Go to the line containing "Output a JSON" and return it and each line after it exactly, through the end of the data below, and nothing more.

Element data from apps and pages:

☆ ☆ ☆ ☆ ☆ ☆ ☆

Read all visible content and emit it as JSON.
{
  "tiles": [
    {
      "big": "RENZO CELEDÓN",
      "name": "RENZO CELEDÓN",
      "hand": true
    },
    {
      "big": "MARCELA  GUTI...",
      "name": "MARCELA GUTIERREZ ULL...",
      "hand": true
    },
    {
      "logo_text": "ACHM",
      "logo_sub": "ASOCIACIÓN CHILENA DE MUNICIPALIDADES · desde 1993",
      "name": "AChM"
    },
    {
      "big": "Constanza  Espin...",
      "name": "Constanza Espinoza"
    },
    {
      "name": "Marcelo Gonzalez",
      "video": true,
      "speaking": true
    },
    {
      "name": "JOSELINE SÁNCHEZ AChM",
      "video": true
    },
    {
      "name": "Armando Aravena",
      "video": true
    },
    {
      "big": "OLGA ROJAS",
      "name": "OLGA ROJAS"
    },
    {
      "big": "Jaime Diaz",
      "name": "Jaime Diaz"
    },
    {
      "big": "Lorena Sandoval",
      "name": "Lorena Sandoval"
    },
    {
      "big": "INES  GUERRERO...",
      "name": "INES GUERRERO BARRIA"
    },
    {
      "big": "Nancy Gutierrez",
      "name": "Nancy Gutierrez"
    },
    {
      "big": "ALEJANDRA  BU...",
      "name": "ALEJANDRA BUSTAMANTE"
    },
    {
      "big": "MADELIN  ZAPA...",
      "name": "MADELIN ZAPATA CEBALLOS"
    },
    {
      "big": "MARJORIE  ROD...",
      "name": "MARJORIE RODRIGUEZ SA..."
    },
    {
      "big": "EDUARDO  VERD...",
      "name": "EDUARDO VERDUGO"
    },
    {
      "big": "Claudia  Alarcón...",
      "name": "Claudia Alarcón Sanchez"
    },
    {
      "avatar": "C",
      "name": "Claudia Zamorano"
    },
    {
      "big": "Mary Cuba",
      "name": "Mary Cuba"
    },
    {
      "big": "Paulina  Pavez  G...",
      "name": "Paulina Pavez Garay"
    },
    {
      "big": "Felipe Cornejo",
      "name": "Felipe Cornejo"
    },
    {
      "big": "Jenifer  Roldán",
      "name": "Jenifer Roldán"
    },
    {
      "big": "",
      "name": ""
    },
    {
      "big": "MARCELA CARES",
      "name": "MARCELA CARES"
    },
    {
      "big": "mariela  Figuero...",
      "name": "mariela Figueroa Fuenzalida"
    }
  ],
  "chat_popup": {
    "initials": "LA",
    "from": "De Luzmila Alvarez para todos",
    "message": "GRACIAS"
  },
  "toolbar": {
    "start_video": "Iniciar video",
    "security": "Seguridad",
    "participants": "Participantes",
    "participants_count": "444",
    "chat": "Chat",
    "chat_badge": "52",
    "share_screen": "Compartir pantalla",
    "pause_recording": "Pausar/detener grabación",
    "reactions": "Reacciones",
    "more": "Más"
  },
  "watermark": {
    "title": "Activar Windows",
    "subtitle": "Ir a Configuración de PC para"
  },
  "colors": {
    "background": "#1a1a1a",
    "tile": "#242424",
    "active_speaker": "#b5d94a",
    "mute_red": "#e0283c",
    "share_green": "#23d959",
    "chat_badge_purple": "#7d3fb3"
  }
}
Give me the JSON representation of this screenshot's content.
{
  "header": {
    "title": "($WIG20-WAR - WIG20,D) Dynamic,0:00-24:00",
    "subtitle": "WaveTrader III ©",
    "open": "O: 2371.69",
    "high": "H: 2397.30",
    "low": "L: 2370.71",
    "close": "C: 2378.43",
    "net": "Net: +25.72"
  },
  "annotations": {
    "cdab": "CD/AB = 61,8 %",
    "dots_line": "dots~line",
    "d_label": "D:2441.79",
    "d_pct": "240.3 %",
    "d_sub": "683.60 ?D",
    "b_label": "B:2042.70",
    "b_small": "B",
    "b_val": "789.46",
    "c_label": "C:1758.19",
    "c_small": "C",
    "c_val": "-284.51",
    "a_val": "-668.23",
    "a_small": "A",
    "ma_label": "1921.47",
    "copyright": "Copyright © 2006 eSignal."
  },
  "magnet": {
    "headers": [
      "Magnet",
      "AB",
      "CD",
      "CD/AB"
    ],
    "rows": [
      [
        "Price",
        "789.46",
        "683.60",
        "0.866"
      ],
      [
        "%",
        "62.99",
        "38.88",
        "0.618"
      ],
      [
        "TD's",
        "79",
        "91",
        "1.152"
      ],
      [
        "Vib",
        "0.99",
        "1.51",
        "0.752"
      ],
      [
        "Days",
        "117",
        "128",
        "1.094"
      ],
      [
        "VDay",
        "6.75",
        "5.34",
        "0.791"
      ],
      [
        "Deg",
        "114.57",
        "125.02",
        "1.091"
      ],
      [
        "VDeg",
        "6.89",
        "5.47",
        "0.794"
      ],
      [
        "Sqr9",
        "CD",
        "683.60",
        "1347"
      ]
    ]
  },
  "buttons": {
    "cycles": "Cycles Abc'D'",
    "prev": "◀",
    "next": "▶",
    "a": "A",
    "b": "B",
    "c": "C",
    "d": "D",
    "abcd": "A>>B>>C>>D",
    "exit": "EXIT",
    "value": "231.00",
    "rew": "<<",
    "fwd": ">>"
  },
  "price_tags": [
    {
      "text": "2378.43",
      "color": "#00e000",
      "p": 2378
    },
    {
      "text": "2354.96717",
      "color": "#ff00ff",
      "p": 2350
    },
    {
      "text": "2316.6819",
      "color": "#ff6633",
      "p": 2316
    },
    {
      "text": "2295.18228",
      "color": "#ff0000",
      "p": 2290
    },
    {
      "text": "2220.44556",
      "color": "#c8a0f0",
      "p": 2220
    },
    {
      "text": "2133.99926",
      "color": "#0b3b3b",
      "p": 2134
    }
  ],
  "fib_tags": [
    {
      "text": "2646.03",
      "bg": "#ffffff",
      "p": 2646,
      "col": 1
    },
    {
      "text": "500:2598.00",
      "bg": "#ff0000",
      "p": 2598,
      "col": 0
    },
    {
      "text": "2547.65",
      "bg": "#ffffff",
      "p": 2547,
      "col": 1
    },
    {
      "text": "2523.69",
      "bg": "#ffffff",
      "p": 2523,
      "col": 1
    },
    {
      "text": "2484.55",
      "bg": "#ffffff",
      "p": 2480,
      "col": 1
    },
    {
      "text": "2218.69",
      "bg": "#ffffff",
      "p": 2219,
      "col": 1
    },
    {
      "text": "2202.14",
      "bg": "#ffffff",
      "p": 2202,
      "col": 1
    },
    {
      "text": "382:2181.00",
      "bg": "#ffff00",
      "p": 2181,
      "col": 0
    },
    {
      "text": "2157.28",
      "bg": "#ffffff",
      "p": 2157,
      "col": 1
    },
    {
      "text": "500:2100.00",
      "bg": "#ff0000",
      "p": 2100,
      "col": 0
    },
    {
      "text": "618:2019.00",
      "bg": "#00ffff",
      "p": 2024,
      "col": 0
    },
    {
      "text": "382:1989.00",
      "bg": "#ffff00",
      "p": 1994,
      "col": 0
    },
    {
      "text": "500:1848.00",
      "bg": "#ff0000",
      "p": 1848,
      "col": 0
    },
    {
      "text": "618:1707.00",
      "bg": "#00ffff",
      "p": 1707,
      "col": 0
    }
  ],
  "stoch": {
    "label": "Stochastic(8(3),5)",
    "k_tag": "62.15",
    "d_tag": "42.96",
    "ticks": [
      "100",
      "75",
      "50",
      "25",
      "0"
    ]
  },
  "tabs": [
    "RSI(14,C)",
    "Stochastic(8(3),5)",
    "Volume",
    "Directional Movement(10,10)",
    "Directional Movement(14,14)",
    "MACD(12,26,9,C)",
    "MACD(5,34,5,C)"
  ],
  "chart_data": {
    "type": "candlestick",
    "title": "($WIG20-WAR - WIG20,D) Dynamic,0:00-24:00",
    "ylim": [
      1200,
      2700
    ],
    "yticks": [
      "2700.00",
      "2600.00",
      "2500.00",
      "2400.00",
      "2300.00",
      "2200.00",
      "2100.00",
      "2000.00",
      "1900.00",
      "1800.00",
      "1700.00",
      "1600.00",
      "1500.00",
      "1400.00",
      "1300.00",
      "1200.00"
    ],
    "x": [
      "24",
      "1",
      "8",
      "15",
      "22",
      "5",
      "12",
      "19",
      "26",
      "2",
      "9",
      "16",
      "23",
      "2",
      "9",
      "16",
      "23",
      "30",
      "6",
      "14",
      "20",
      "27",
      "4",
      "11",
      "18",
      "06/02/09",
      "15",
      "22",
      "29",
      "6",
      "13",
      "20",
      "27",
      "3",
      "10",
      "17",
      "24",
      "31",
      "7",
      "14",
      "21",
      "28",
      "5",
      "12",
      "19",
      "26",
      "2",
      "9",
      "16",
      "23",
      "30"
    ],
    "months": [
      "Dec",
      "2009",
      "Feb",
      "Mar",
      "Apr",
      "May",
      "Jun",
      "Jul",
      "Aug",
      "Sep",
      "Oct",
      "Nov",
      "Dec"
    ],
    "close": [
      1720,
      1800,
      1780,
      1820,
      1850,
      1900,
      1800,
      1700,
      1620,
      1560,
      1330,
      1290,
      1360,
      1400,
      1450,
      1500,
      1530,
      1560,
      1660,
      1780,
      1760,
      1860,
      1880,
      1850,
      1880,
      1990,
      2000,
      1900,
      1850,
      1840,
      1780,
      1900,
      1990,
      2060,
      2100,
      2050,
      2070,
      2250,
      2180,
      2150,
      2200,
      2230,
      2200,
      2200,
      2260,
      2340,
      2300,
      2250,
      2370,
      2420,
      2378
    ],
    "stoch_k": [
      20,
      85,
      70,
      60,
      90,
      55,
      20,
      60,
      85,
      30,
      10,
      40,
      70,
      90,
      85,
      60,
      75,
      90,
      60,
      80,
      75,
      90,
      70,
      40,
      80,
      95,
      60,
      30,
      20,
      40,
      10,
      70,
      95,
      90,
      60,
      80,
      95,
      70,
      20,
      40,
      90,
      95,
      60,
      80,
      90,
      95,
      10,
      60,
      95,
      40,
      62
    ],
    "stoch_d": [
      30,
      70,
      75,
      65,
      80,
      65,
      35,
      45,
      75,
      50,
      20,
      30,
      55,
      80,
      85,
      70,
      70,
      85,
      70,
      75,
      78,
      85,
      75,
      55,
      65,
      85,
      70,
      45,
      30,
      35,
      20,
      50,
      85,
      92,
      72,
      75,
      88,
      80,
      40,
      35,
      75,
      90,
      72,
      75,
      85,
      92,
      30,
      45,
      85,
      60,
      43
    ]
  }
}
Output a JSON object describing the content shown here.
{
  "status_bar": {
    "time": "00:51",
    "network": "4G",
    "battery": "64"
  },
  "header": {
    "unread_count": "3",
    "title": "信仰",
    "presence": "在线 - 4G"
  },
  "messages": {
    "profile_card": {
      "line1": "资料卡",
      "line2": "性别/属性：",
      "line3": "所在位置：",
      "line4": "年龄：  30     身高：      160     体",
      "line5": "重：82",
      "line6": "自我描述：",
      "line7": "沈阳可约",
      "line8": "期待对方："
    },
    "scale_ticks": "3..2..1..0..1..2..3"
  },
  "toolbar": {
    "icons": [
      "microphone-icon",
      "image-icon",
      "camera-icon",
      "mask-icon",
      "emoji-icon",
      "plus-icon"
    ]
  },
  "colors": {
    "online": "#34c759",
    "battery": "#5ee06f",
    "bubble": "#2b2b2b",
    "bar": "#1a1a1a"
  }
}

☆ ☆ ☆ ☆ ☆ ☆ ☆

**Exercise solution:**
Output a JSON object describing the content shown here.
{
  "status_bar": {
    "time": "00:51",
    "network": "4G",
    "battery": "64"
  },
  "header": {
    "unread_count": "3",
    "title": "信仰",
    "presence": "在线 - 4G"
  },
  "messages": {
    "profile_card": {
      "line1": "资料卡",
      "line2": "性别/属性：",
      "line3": "所在位置：",
      "line4": "年龄：  30     身高：      160     体",
      "line5": "重：82",
      "line6": "自我描述：",
      "line7": "沈阳可约",
      "line8": "期待对方："
    },
    "scale_ticks": "3..2..1..0..1..2..3"
  },
  "toolbar": {
    "icons": [
      "microphone-icon",
      "image-icon",
      "camera-icon",
      "mask-icon",
      "emoji-icon",
      "plus-icon"
    ]
  },
  "colors": {
    "online": "#34c759",
    "battery": "#5ee06f",
    "bubble": "#2b2b2b",
    "bar": "#1a1a1a"
  }
}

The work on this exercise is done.